- MATERIAL PROVIDED:
###

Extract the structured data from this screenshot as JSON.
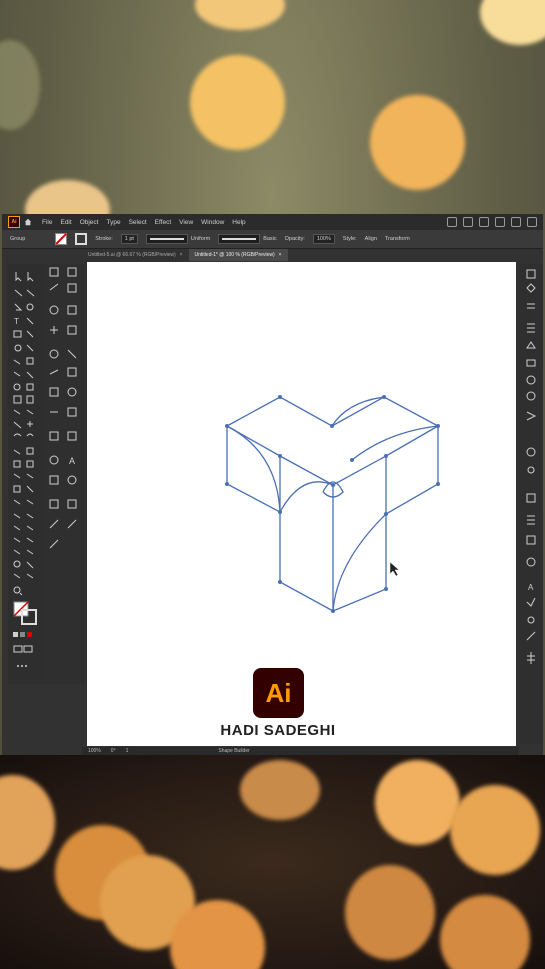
{
  "app": {
    "logo_label": "Ai",
    "menu": [
      "File",
      "Edit",
      "Object",
      "Type",
      "Select",
      "Effect",
      "View",
      "Window",
      "Help"
    ]
  },
  "control_bar": {
    "group_label": "Group",
    "stroke_label": "Stroke:",
    "stroke_value": "1 pt",
    "profile_uniform": "Uniform",
    "brush_basic": "Basic",
    "opacity_label": "Opacity:",
    "opacity_value": "100%",
    "style_label": "Style:",
    "align_label": "Align",
    "transform_label": "Transform"
  },
  "tabs": [
    {
      "label": "Untitled-5.ai @ 66.67 % (RGB/Preview)"
    },
    {
      "label": "Untitled-1* @ 100 % (RGB/Preview)"
    }
  ],
  "status": {
    "zoom": "100%",
    "rotation": "0°",
    "page": "1",
    "tool_name": "Shape Builder"
  },
  "watermark": {
    "logo_text": "Ai",
    "author": "HADI SADEGHI"
  },
  "colors": {
    "path_blue": "#4a6fb5",
    "ai_orange": "#ff9a00",
    "ai_dark": "#330000"
  }
}
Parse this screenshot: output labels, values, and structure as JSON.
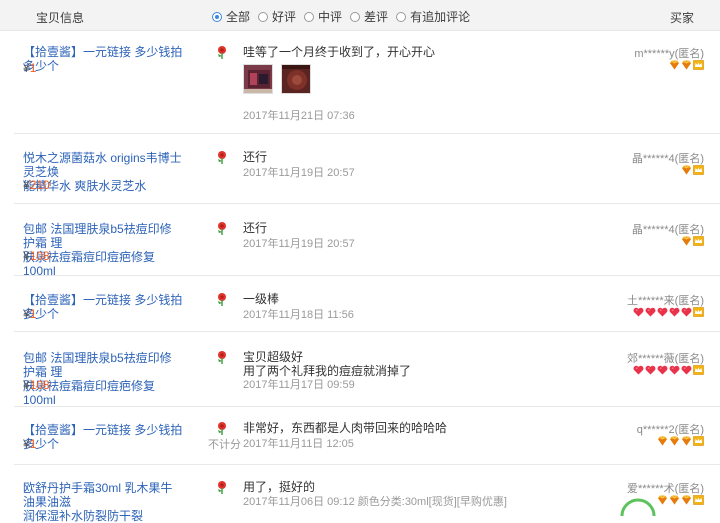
{
  "header": {
    "item_col": "宝贝信息",
    "buyer_col": "买家",
    "filters": [
      "全部",
      "好评",
      "中评",
      "差评",
      "有追加评论"
    ]
  },
  "rows": [
    {
      "title_lines": [
        "【拾壹酱】一元链接 多少钱拍多少个"
      ],
      "price": "1",
      "comment_lines": [
        "哇等了一个月终于收到了，开心开心"
      ],
      "date": "2017年11月21日 07:36",
      "buyer": "m******y(匿名)",
      "badges": [
        "gem",
        "gem",
        "crown"
      ],
      "has_images": true
    },
    {
      "title_lines": [
        "悦木之源菌菇水 origins韦博士灵芝焕",
        "能精华水 爽肤水灵芝水"
      ],
      "price": "210",
      "comment_lines": [
        "还行"
      ],
      "date": "2017年11月19日 20:57",
      "buyer": "晶******4(匿名)",
      "badges": [
        "gem",
        "crown"
      ]
    },
    {
      "title_lines": [
        "包邮 法国理肤泉b5祛痘印修护霜 理",
        "肤泉祛痘霜痘印痘疤修复 100ml"
      ],
      "price": "108",
      "comment_lines": [
        "还行"
      ],
      "date": "2017年11月19日 20:57",
      "buyer": "晶******4(匿名)",
      "badges": [
        "gem",
        "crown"
      ]
    },
    {
      "title_lines": [
        "【拾壹酱】一元链接 多少钱拍多少个"
      ],
      "price": "1",
      "comment_lines": [
        "一级棒"
      ],
      "date": "2017年11月18日 11:56",
      "buyer": "土******来(匿名)",
      "badges": [
        "heart",
        "heart",
        "heart",
        "heart",
        "heart",
        "crown"
      ]
    },
    {
      "title_lines": [
        "包邮 法国理肤泉b5祛痘印修护霜 理",
        "肤泉祛痘霜痘印痘疤修复 100ml"
      ],
      "price": "108",
      "comment_lines": [
        "宝贝超级好",
        "用了两个礼拜我的痘痘就消掉了"
      ],
      "date": "2017年11月17日 09:59",
      "buyer": "郊******薇(匿名)",
      "badges": [
        "heart",
        "heart",
        "heart",
        "heart",
        "heart",
        "crown"
      ]
    },
    {
      "title_lines": [
        "【拾壹酱】一元链接 多少钱拍多少个"
      ],
      "price": "1",
      "comment_lines": [
        "非常好，东西都是人肉带回来的哈哈哈"
      ],
      "date": "2017年11月11日 12:05",
      "buyer": "q******2(匿名)",
      "badges": [
        "gem",
        "gem",
        "gem",
        "crown"
      ],
      "no_score": "不计分"
    },
    {
      "title_lines": [
        "欧舒丹护手霜30ml 乳木果牛油果油滋",
        "润保湿补水防裂防干裂"
      ],
      "price": "",
      "comment_lines": [
        "用了，挺好的"
      ],
      "date": "2017年11月06日 09:12 颜色分类:30ml[现货][早购优惠]",
      "buyer": "爱******术(匿名)",
      "badges": [
        "gem",
        "gem",
        "gem",
        "crown"
      ]
    }
  ],
  "colors": {
    "link": "#2d63b8",
    "price": "#f05a1d",
    "radio_checked": "#3b88e0"
  }
}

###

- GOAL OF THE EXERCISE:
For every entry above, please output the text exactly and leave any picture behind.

- SOLUTION:
Extract the structured data from this screenshot as JSON.
{
  "app": {
    "logo_label": "Ai",
    "menu": [
      "File",
      "Edit",
      "Object",
      "Type",
      "Select",
      "Effect",
      "View",
      "Window",
      "Help"
    ]
  },
  "control_bar": {
    "group_label": "Group",
    "stroke_label": "Stroke:",
    "stroke_value": "1 pt",
    "profile_uniform": "Uniform",
    "brush_basic": "Basic",
    "opacity_label": "Opacity:",
    "opacity_value": "100%",
    "style_label": "Style:",
    "align_label": "Align",
    "transform_label": "Transform"
  },
  "tabs": [
    {
      "label": "Untitled-5.ai @ 66.67 % (RGB/Preview)"
    },
    {
      "label": "Untitled-1* @ 100 % (RGB/Preview)"
    }
  ],
  "status": {
    "zoom": "100%",
    "rotation": "0°",
    "page": "1",
    "tool_name": "Shape Builder"
  },
  "watermark": {
    "logo_text": "Ai",
    "author": "HADI SADEGHI"
  },
  "colors": {
    "path_blue": "#4a6fb5",
    "ai_orange": "#ff9a00",
    "ai_dark": "#330000"
  }
}
Parse this screenshot: output labels, values, and structure as JSON.
{
  "header": {
    "item_col": "宝贝信息",
    "buyer_col": "买家",
    "filters": [
      "全部",
      "好评",
      "中评",
      "差评",
      "有追加评论"
    ]
  },
  "rows": [
    {
      "title_lines": [
        "【拾壹酱】一元链接 多少钱拍多少个"
      ],
      "price": "1",
      "comment_lines": [
        "哇等了一个月终于收到了，开心开心"
      ],
      "date": "2017年11月21日 07:36",
      "buyer": "m******y(匿名)",
      "badges": [
        "gem",
        "gem",
        "crown"
      ],
      "has_images": true
    },
    {
      "title_lines": [
        "悦木之源菌菇水 origins韦博士灵芝焕",
        "能精华水 爽肤水灵芝水"
      ],
      "price": "210",
      "comment_lines": [
        "还行"
      ],
      "date": "2017年11月19日 20:57",
      "buyer": "晶******4(匿名)",
      "badges": [
        "gem",
        "crown"
      ]
    },
    {
      "title_lines": [
        "包邮 法国理肤泉b5祛痘印修护霜 理",
        "肤泉祛痘霜痘印痘疤修复 100ml"
      ],
      "price": "108",
      "comment_lines": [
        "还行"
      ],
      "date": "2017年11月19日 20:57",
      "buyer": "晶******4(匿名)",
      "badges": [
        "gem",
        "crown"
      ]
    },
    {
      "title_lines": [
        "【拾壹酱】一元链接 多少钱拍多少个"
      ],
      "price": "1",
      "comment_lines": [
        "一级棒"
      ],
      "date": "2017年11月18日 11:56",
      "buyer": "土******来(匿名)",
      "badges": [
        "heart",
        "heart",
        "heart",
        "heart",
        "heart",
        "crown"
      ]
    },
    {
      "title_lines": [
        "包邮 法国理肤泉b5祛痘印修护霜 理",
        "肤泉祛痘霜痘印痘疤修复 100ml"
      ],
      "price": "108",
      "comment_lines": [
        "宝贝超级好",
        "用了两个礼拜我的痘痘就消掉了"
      ],
      "date": "2017年11月17日 09:59",
      "buyer": "郊******薇(匿名)",
      "badges": [
        "heart",
        "heart",
        "heart",
        "heart",
        "heart",
        "crown"
      ]
    },
    {
      "title_lines": [
        "【拾壹酱】一元链接 多少钱拍多少个"
      ],
      "price": "1",
      "comment_lines": [
        "非常好，东西都是人肉带回来的哈哈哈"
      ],
      "date": "2017年11月11日 12:05",
      "buyer": "q******2(匿名)",
      "badges": [
        "gem",
        "gem",
        "gem",
        "crown"
      ],
      "no_score": "不计分"
    },
    {
      "title_lines": [
        "欧舒丹护手霜30ml 乳木果牛油果油滋",
        "润保湿补水防裂防干裂"
      ],
      "price": "",
      "comment_lines": [
        "用了，挺好的"
      ],
      "date": "2017年11月06日 09:12 颜色分类:30ml[现货][早购优惠]",
      "buyer": "爱******术(匿名)",
      "badges": [
        "gem",
        "gem",
        "gem",
        "crown"
      ]
    }
  ],
  "colors": {
    "link": "#2d63b8",
    "price": "#f05a1d",
    "radio_checked": "#3b88e0"
  }
}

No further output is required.